Work order:
Some lines of the records below include the word "Communication". Report how many, and write nothing besides the number.

Records:
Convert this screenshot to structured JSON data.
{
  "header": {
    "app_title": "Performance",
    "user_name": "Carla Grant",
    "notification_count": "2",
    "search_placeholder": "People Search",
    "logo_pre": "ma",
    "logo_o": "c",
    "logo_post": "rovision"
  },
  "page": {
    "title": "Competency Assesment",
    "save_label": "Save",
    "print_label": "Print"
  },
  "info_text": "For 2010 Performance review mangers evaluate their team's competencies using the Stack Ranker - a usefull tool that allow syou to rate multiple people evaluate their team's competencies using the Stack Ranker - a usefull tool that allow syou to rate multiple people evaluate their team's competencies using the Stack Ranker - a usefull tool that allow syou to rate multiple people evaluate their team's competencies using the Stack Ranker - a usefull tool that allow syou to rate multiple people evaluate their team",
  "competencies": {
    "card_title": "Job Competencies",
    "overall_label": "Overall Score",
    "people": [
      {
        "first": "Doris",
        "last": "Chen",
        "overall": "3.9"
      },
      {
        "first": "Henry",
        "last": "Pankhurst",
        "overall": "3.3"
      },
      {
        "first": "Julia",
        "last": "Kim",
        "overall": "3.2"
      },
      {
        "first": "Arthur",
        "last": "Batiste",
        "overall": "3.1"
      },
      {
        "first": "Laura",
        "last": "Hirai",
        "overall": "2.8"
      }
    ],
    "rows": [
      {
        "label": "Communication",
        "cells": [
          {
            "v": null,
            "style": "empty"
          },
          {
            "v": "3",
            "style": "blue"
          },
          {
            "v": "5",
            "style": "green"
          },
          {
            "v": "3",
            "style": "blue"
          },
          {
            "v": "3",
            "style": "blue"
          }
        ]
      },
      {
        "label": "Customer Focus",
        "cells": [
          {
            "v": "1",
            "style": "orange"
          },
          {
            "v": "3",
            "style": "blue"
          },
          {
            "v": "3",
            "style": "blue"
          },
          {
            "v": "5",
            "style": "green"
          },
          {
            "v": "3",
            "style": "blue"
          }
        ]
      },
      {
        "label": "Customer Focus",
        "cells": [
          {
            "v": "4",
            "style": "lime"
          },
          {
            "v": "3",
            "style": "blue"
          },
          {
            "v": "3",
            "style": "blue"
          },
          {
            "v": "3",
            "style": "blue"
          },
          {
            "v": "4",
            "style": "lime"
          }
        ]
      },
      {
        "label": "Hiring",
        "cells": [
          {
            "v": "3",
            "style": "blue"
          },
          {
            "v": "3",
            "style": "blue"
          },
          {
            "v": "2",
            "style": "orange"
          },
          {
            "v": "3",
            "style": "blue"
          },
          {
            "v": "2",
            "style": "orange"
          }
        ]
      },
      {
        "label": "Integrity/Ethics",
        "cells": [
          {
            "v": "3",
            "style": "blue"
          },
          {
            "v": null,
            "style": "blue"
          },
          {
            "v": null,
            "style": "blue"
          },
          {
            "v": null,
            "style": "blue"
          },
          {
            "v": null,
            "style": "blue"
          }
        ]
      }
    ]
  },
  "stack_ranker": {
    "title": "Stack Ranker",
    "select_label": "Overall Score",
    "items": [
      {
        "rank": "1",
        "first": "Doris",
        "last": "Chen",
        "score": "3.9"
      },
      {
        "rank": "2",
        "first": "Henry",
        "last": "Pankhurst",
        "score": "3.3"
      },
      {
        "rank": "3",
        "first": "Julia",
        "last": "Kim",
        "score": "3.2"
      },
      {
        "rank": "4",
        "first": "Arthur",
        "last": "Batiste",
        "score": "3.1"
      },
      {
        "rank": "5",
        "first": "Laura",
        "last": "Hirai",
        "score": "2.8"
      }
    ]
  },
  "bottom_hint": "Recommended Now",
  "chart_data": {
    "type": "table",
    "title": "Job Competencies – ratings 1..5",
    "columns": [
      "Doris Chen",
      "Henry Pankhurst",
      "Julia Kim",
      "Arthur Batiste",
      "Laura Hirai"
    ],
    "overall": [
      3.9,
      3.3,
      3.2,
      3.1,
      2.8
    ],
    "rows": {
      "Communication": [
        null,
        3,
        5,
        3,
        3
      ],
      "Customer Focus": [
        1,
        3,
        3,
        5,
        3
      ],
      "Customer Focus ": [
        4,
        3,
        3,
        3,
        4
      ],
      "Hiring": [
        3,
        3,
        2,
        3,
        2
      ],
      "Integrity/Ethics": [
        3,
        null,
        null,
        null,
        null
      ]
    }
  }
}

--

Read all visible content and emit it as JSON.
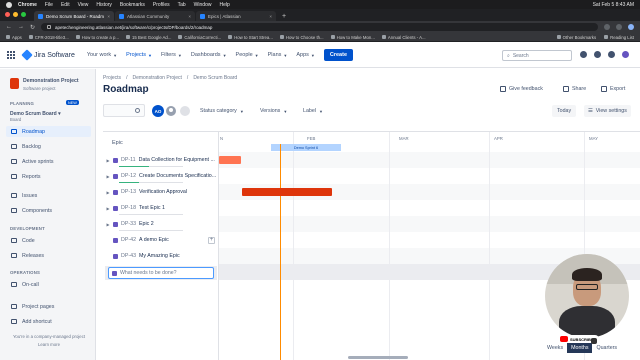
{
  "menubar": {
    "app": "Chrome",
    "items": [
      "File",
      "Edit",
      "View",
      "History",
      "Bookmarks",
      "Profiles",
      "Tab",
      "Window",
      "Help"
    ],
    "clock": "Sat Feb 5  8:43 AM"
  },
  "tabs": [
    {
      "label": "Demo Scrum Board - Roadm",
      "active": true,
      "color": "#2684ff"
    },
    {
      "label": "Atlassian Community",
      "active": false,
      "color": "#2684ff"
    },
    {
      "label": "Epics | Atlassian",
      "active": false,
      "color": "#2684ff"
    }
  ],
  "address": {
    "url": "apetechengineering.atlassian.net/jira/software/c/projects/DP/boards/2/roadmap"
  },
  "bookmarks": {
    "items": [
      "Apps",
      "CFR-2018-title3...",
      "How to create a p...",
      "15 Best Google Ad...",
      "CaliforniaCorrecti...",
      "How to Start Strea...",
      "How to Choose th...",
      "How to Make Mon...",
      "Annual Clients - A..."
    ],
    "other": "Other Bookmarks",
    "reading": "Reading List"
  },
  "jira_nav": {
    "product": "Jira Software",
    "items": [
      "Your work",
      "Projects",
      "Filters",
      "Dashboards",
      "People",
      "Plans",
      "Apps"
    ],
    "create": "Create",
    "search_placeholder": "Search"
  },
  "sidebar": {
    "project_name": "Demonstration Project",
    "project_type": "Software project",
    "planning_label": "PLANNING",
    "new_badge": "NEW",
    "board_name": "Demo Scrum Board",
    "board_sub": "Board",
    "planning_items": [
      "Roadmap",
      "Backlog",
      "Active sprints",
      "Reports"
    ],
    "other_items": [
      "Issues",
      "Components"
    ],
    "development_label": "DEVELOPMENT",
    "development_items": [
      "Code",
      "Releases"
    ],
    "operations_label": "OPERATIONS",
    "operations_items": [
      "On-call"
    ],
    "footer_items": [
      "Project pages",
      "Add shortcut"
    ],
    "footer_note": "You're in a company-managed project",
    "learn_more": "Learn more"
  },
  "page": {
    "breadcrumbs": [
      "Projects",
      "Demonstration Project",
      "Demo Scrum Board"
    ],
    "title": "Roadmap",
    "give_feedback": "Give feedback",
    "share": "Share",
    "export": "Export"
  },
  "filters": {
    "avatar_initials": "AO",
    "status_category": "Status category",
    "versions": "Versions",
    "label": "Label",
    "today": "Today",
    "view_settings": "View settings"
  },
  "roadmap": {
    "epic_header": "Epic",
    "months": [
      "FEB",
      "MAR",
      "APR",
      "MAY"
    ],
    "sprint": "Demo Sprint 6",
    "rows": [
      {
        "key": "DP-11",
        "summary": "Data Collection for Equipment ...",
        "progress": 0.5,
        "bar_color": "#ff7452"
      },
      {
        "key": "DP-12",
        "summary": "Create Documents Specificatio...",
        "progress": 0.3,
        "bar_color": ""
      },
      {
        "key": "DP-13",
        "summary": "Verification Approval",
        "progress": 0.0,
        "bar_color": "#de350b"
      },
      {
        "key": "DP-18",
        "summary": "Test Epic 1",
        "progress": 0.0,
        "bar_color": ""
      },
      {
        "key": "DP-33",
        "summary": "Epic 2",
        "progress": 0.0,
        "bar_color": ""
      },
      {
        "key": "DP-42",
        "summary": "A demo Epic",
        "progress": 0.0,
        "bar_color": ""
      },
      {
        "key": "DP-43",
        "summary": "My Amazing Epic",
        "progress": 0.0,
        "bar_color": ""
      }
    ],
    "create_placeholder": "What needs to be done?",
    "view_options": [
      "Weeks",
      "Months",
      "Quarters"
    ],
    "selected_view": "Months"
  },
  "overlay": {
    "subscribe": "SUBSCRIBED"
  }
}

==

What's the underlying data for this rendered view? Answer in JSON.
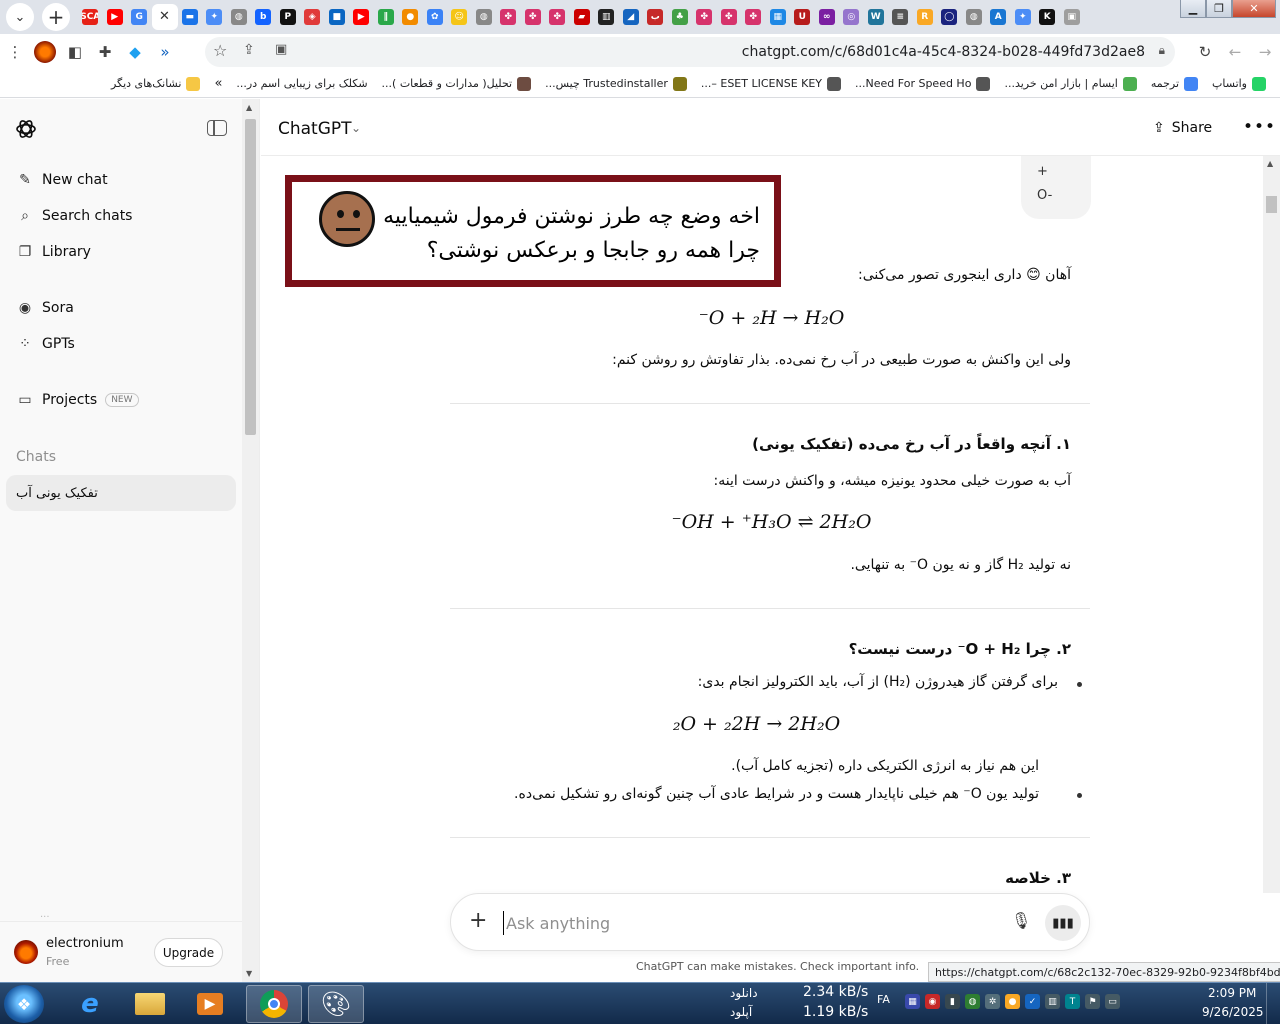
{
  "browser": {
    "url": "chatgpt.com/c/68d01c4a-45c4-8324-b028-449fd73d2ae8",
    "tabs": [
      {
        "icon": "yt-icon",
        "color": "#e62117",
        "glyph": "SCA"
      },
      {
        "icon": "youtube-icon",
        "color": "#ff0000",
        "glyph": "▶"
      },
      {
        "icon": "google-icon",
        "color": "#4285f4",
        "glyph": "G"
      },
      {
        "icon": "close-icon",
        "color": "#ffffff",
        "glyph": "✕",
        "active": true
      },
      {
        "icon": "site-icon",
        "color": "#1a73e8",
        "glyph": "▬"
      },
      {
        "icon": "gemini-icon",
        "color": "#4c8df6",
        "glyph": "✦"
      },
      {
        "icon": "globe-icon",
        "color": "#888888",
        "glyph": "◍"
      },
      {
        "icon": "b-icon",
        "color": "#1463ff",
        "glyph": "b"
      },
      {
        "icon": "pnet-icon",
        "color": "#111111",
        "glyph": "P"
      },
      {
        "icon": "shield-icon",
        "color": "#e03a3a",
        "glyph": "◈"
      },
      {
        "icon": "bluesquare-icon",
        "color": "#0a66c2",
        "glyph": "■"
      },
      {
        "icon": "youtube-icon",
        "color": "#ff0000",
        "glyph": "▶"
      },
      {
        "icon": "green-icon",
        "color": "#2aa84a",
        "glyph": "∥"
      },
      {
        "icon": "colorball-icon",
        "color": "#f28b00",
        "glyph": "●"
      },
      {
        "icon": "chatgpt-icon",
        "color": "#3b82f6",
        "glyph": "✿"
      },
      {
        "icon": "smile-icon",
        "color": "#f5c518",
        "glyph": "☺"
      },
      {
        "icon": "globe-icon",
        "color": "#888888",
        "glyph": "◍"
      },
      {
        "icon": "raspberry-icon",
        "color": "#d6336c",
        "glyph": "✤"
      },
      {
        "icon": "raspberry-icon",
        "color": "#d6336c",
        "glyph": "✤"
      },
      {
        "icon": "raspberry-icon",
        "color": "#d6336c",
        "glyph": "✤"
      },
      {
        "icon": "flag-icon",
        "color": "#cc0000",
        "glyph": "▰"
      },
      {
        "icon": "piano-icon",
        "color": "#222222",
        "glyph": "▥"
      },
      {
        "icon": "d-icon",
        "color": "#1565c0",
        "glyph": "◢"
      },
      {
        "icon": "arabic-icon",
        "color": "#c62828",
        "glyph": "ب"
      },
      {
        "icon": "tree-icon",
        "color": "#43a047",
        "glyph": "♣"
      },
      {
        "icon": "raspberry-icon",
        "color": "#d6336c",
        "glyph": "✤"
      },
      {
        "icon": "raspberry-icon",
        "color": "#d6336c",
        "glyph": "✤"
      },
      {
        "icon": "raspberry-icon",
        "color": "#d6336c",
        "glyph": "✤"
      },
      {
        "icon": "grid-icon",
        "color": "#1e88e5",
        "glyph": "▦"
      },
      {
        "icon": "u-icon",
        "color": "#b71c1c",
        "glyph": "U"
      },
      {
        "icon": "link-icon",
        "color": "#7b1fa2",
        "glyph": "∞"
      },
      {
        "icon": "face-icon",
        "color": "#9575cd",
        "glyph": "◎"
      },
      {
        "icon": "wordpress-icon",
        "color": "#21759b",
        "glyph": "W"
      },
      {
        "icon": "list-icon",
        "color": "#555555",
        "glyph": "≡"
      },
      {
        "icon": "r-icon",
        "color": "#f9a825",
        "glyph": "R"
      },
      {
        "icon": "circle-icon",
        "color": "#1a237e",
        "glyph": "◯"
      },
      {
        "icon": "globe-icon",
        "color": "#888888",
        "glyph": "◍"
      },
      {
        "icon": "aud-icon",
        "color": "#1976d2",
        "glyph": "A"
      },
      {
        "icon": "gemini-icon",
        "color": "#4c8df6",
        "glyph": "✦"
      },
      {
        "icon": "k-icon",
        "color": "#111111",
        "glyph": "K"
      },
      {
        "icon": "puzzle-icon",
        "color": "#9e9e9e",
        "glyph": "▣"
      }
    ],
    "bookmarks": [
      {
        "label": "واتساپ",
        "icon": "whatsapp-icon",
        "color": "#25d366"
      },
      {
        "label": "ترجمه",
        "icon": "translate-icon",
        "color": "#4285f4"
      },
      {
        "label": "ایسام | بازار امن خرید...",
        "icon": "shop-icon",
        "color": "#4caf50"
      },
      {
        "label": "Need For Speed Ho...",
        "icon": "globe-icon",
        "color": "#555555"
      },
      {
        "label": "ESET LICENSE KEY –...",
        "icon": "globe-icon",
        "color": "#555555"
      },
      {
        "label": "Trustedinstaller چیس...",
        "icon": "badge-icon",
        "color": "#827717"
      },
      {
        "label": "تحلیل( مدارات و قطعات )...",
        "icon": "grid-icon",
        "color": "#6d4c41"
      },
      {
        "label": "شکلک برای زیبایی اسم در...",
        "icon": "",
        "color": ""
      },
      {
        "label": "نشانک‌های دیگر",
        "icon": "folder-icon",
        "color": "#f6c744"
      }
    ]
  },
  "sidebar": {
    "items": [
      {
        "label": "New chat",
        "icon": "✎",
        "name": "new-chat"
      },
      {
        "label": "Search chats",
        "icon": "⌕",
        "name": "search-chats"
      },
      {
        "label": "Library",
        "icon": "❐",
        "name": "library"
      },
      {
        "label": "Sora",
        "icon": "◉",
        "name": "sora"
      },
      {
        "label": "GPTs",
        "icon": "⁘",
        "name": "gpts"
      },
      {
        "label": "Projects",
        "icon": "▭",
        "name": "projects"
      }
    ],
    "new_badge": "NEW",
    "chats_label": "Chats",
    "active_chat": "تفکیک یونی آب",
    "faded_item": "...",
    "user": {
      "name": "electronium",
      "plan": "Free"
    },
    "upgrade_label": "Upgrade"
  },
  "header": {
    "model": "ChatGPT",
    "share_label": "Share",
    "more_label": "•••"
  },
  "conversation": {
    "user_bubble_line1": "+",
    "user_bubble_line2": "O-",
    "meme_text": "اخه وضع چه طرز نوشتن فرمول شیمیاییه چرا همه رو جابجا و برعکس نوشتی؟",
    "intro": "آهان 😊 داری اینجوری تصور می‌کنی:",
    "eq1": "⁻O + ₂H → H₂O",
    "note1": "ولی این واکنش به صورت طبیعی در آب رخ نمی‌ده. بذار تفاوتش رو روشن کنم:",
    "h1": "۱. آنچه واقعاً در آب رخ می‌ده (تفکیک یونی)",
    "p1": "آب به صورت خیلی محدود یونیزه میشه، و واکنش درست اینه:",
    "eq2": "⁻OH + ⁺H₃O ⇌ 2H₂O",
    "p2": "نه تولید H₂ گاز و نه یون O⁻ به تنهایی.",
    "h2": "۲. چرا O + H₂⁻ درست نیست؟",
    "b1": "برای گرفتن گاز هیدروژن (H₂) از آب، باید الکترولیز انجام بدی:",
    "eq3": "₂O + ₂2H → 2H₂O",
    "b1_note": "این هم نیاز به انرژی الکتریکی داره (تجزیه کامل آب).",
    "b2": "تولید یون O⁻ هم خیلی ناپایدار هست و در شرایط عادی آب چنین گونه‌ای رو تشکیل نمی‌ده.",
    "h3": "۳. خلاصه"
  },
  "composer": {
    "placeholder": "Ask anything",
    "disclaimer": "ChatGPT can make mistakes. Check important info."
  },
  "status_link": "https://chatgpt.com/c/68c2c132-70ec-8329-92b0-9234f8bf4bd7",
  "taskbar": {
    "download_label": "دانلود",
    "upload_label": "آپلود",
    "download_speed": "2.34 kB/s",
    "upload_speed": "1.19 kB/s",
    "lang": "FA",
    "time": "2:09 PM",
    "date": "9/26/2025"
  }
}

Solution to the exercise:
2